Jimmy McGuirt was born in Tampa, Florida to parents Patti and Jimmy McGuirt. His behavior as a child struck his parents as “different.” Yet, this was at a time where there was little to no information on autism, the developmental disorder he would later be diagnosed with.
Jimmy could not even speak until age 4. Instead, he took to the family piano and then to using as his voice. Slowly his speech developed, and with therapy, it improved. Jimmy had not only found his voice, but an incredible one at that. He progressed as a singer in his church choir, and is a part of the small community of people that have absolute pitch.
Jimmy attended Morning Star School in Tampa from the 4th to the 9th grade, and was later mainstreamed into Gaither High School. Jimmy’s musical gift was so great that his choral director would use Jimmy’s voice as the “pitch pipe” when the choir would sing without musical accompaniment.
As Jimmy goes through life, his autism continues a constant obstacle. He has married and has a son (who also has autism). Still, he’s had a difficult time keeping a job. His mother, Patti McGuirt, believes that his musical talents are the only way Jimmy will be able to make a living, because his differences have put him at odds with a traditional career path.
The International Center for Autism Research and Education (ICare4Autism) requested that Jimmy perform at the ICare4Autism 2010: Cocktail Gala in Tampa, Florida. The crowd was marveled by the meticulous performance. Jimmy sang the song, “You Raise Me Up,” by Josh Groban.

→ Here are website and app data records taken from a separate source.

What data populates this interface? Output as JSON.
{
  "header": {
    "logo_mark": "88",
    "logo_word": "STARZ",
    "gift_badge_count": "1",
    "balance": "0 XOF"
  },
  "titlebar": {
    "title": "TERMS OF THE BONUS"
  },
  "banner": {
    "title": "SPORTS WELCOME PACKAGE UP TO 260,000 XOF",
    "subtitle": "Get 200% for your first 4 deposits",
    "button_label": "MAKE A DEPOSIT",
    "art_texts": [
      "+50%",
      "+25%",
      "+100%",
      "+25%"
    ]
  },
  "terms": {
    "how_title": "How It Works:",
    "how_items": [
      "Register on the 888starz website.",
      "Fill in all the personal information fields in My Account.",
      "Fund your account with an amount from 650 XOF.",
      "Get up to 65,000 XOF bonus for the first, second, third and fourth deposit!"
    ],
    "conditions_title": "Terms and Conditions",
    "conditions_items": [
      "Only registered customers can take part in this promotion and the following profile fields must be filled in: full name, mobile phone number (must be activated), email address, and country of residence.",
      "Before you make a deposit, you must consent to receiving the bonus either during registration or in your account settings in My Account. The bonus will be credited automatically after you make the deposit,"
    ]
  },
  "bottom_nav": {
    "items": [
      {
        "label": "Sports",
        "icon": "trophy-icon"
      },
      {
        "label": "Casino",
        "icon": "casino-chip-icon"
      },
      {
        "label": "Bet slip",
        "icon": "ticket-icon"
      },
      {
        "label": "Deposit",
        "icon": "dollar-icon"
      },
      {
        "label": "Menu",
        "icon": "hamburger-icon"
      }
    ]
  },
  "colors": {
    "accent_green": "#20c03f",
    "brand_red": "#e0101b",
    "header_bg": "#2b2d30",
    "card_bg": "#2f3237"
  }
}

The most astonishing part, for the crowd, was to hear how Jimmy song exactly like the original singer of the song.
“There must be something about his specific type of autism that gives him the ability to match-up so perfectly with Groban’s voice,” said one gala guest.
ICare4Autism recently spoke with Jimmy and Patti McGuirt (mother), to learn a little bit more about the man behind the music.
Q: What first inspired you get involved with music?
Jimmy: Music has been a part of my life since I was a small boy – even before that. My father had a band, and they would practice in the garage. I always wanted to be a professional singer since I was young. Although at the time I didn’t know that I could sing. I knew I had a gift, but I didn’t know how to use it at that early age.
Q: Was it something that came naturally once you realized you could sing?
Jimmy: Yeah. I sang in a church choir when I was young, and was asked to perform in my church’s state choir in Orlando with my sister. It was around this time that I knew I wanted to pursue my gift of music, and make my voice the best it can be.
Q: How long have you been performing? Did it take a while to build up the confidence?
Jimmy: I started performing with my father’s band in the late 90’s. In high school, I was embarrassed to perform, even though I knew I had absolute pitch, and I knew I could use my voice to make other people happy. There was a band called “Showcase”, but I didn’t want to be a part of it because they would gossip if you were good or bad. I never wanted my singing to go to my head. All those years of singing karaoke at the bars built up my confidence. Although I don’t drink [laughs].
Patti: When a car would honk it’s horn, it would hurt Jimmy’s head because it was off pitch.
Jimmy: Yeah. When they do hymns at church, or if I’m watching American Idol, and they’re off, it can be give me migraine headaches.
Q: Who are your influences and favorite singers?
Jimmy: Steve Perry [lead vocalist of Journey]. Michael Crawford [of Phantom of the Opera fame]. I also really enjoy movie soundtracks.
Q: Do you have any advice for anyone out there who has autism and wants to be a singer?
Jimmy: Do the Nike thing, you know [laughs]. Just do it. You’re going to be put down, but do it. I’ve been told I’m a bad singer, but I don’t care. Never give up.
Patti: Don’t let your difference stop you from anything.
Jimmy: Exactly. In my life, music is the one thing my autism has never affected. Playing piano or singing. I just know how to do it. Like in college, I would need to go see a learning disability counselor before I did anything. Never with music.
Q: Ever thought about American Idol?
Jimmy: I’ve thought about American Idol. I went and stood in line once, but I found out there was an age limit.
Patti: America’s Got Talent doesn’t have an age limit, so we’ve filled out an application for that.
Q: What’s the best way for people who want you to perform at their events to contact you?
Jimmy: They can either me email personally or email my mother.
Q: Anything else you want to add?
Jimmy: Yes. Before this event [ICare4Autism 2010: Cocktail Gala] transpired, I would wonder where my life was going, with being unemployed since 2006. But I will never give up, and I was thankful to perform that night and show my talents. I hope I can perform more.
[youtube width=”853″ height=”505″]http://www.youtube.com/watch?v=XNuffvPD2GU&feature=player_embedded[/youtube]
ICare4Autism stands behind the talent of Jimmy McGuirt and recommends him as an outstanding performer.